A solitary monarch butterfly flutters along a dusty path leading our group of eager ecotourists toward the monarch’s wintering home high among the oyamel fir and pine trees of the Sierra Madre mountains in Michoacán, Mexico. Just thirty minutes earlier we had taken a pair of open-back pickup trucks up through the winding roads leading to the El Rosario Preserve where we mounted some horses to aid in the steep climb to best view the colonies of the migratory monarchs.
Monarchs are the only species of butterfly that makes a two-way migration, and the colony of butterflies we are hiking toward has been slowly emerging from a quasi-hibernation state since arriving here in early November. Murals on the town walls in nearby Angangueo illustrate the story of the mariposa monarca (Spanish for monarch butterfly) in which the annual migration of hundreds of millions of butterflies coincided with the Día de los Muertos.

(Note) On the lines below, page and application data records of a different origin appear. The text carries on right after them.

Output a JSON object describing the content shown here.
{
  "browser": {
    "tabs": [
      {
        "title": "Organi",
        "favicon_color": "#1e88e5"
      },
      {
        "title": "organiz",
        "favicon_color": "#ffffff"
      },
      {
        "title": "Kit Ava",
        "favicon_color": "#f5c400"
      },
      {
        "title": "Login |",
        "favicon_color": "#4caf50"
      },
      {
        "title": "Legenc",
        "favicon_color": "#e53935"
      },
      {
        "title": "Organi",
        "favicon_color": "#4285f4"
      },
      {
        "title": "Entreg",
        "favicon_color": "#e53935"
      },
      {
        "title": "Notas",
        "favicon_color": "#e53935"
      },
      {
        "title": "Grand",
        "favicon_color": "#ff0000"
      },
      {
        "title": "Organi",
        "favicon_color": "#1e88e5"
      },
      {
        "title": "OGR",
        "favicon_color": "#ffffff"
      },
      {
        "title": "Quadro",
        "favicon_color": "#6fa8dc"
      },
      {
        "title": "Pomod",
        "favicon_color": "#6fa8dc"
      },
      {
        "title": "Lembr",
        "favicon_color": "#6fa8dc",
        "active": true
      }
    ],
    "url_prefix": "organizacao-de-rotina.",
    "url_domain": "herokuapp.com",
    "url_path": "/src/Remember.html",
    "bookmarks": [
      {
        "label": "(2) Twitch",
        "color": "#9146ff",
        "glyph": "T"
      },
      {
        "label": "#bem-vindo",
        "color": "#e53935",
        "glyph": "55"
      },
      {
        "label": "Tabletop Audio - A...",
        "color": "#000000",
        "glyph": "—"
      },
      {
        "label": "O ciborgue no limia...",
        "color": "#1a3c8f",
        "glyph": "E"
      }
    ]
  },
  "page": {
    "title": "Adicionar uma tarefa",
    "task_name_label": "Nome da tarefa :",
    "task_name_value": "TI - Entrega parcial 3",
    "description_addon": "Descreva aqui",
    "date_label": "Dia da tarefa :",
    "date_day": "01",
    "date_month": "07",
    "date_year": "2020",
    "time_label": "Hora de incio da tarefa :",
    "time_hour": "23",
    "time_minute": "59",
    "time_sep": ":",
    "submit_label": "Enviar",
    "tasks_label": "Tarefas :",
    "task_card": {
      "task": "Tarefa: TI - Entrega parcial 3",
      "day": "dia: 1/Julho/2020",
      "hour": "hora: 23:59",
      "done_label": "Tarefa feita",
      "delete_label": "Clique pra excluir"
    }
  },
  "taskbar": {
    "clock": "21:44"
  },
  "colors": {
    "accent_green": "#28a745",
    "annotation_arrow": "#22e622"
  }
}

Local communities celebrated the return of the souls of their ancestors as clouds of butterflies filled the sky before disappearing into the forests for wintering.
These overwintering locations of monarch butterfly colonies were not scientifically “discovered” until 1975, and soon after scientists began debating the best way to preserve the habitat of the migratory monarchs. With legal and illegal logging rapidly shrinking the already small patches of forest where the majority of monarchs migrate, WWF worked with local stakeholders to begin conserving the forests and supporting the expansion of Mexico’s Monarch Butterfly Biosphere Reserve. The recognition of the importance of conserving biospheres like El Rosario has transformed the surrounding town of Angangueo and the livelihoods of its inhabitants. Throughout the town, paintings of monarchs adorn the brightly colored buildings — beautiful reminders of how ecotourism can help people and nature coexist.
Ecotourism employs many locals, including our guide, who is now encouraging us to continue our hike to the first viewing area of the El Rosario colony. Clouds of dust kick up as we trek along the rocky path. We hear the calls of hummingbirds all around us and catch glimpses of their green iridescence among the Red Salvia.
Monarchs flit from flower to flower as we walk along the well-worn path circumscribed with rope to keep visitors at a safe distance from the colonies. Momentarily, we arrive at the highest observation point in El Rosario. The magnitude of the setting is difficult to describe, truly a unique experience in nature.
Clusters of monarchs roost on every part of seemingly every tree in view. The pale underwings of the monarchs help camouflage them against the grayish trunks of the oyamel tree, a sacred fir native to central Mexico where monarchs seek refuge on their migration. Branches sag under the weight of thousands of monarchs. Looking carefully, brilliant specs of orange begin to shimmer as individual butterflies begin to open their wings.
The colony looks peaceful from this distance, but through our spotting scope, we see the butterflies basking in the morning sun, absorbing the heat on the surface of their wings. The colony is slowly but surely awakening as the sun warms the butterflies by the millions. Countless monarchs begin to circle overhead, resting momentarily on wildflowers and visitors alike. There is excitement at the activity but also a reverence for the spectacle that so few have been privileged to witness.
Above the whispers of spectators, we hear a cluster opening up and thousands of butterflies beating their wings, a sound that collectively resembles the rustling of leaves. Streams of butterflies take to the air in unison. The monarchs encircle us, providing a pageant of photo opportunities at every turn. For hours, we are surrounded by the outwardly haphazard flight of millions of monarchs as they take to the sky.
As we continue our exploration of the preserve, we walk down steps with a breathtaking view of hills beyond the forest. Thousands of butterflies begin streaming past me; their path cutting across mine as some gather at a small stream. I turn towards the torrent of butterflies, and they flicker and dart around me on their way down to the welcome center to greet the next group of ecotourists.